**Dataset:**
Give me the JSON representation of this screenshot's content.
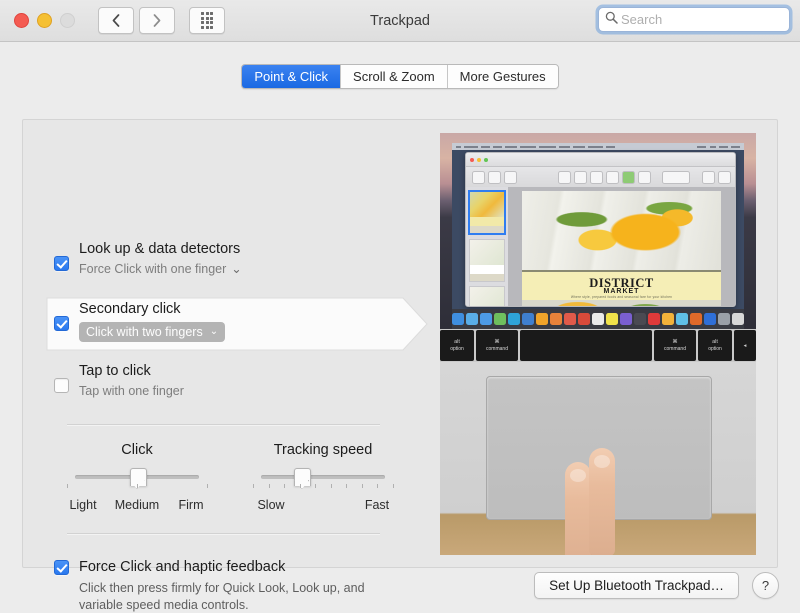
{
  "window": {
    "title": "Trackpad",
    "traffic_lights": [
      "close",
      "minimize",
      "zoom"
    ],
    "nav_back": "‹",
    "nav_forward": "›",
    "grid_button": "show-all-preferences"
  },
  "search": {
    "placeholder": "Search",
    "value": "",
    "icon": "search-icon"
  },
  "tabs": [
    {
      "label": "Point & Click",
      "active": true
    },
    {
      "label": "Scroll & Zoom",
      "active": false
    },
    {
      "label": "More Gestures",
      "active": false
    }
  ],
  "options": [
    {
      "id": "look-up",
      "title": "Look up & data detectors",
      "subtitle": "Force Click with one finger",
      "checked": true,
      "has_popup": true,
      "selected": false
    },
    {
      "id": "secondary-click",
      "title": "Secondary click",
      "subtitle": "Click with two fingers",
      "checked": true,
      "has_popup": true,
      "selected": true
    },
    {
      "id": "tap-to-click",
      "title": "Tap to click",
      "subtitle": "Tap with one finger",
      "checked": false,
      "has_popup": false,
      "selected": false
    }
  ],
  "caret_glyph": "⌄",
  "sliders": [
    {
      "id": "click",
      "title": "Click",
      "ticks": 3,
      "value_percent": 50,
      "labels": [
        {
          "text": "Light",
          "percent": 0
        },
        {
          "text": "Medium",
          "percent": 50
        },
        {
          "text": "Firm",
          "percent": 100
        }
      ]
    },
    {
      "id": "tracking-speed",
      "title": "Tracking speed",
      "ticks": 10,
      "value_percent": 33,
      "labels": [
        {
          "text": "Slow",
          "percent": 0
        },
        {
          "text": "Fast",
          "percent": 100
        }
      ]
    }
  ],
  "force_click": {
    "title": "Force Click and haptic feedback",
    "checked": true,
    "description": "Click then press firmly for Quick Look, Look up, and variable speed media controls."
  },
  "footer": {
    "setup_button": "Set Up Bluetooth Trackpad…",
    "help_button": "?"
  },
  "preview": {
    "description": "demonstration-video-two-finger-click-on-trackpad",
    "document": {
      "title": "DISTRICT",
      "subtitle": "MARKET",
      "tagline": "Where style, prepared foods and seasonal fare for your kitchen"
    },
    "keys": [
      {
        "sym": "alt",
        "label": "option"
      },
      {
        "sym": "⌘",
        "label": "command"
      },
      {
        "sym": "",
        "label": "",
        "spacebar": true
      },
      {
        "sym": "⌘",
        "label": "command"
      },
      {
        "sym": "alt",
        "label": "option"
      },
      {
        "sym": "◂",
        "label": ""
      }
    ]
  },
  "colors": {
    "accent": "#2a78ee",
    "tab_active_bg": "#1a69e3",
    "window_bg": "#ececec",
    "panel_bg": "#e7e7e7",
    "popup_bg": "#b4b4b4"
  }
}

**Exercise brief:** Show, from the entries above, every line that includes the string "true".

**Solution to the exercise:**
      "active": true
      "checked": true,
      "has_popup": true,
      "checked": true,
      "has_popup": true,
      "selected": true
    "checked": true,
        "spacebar": true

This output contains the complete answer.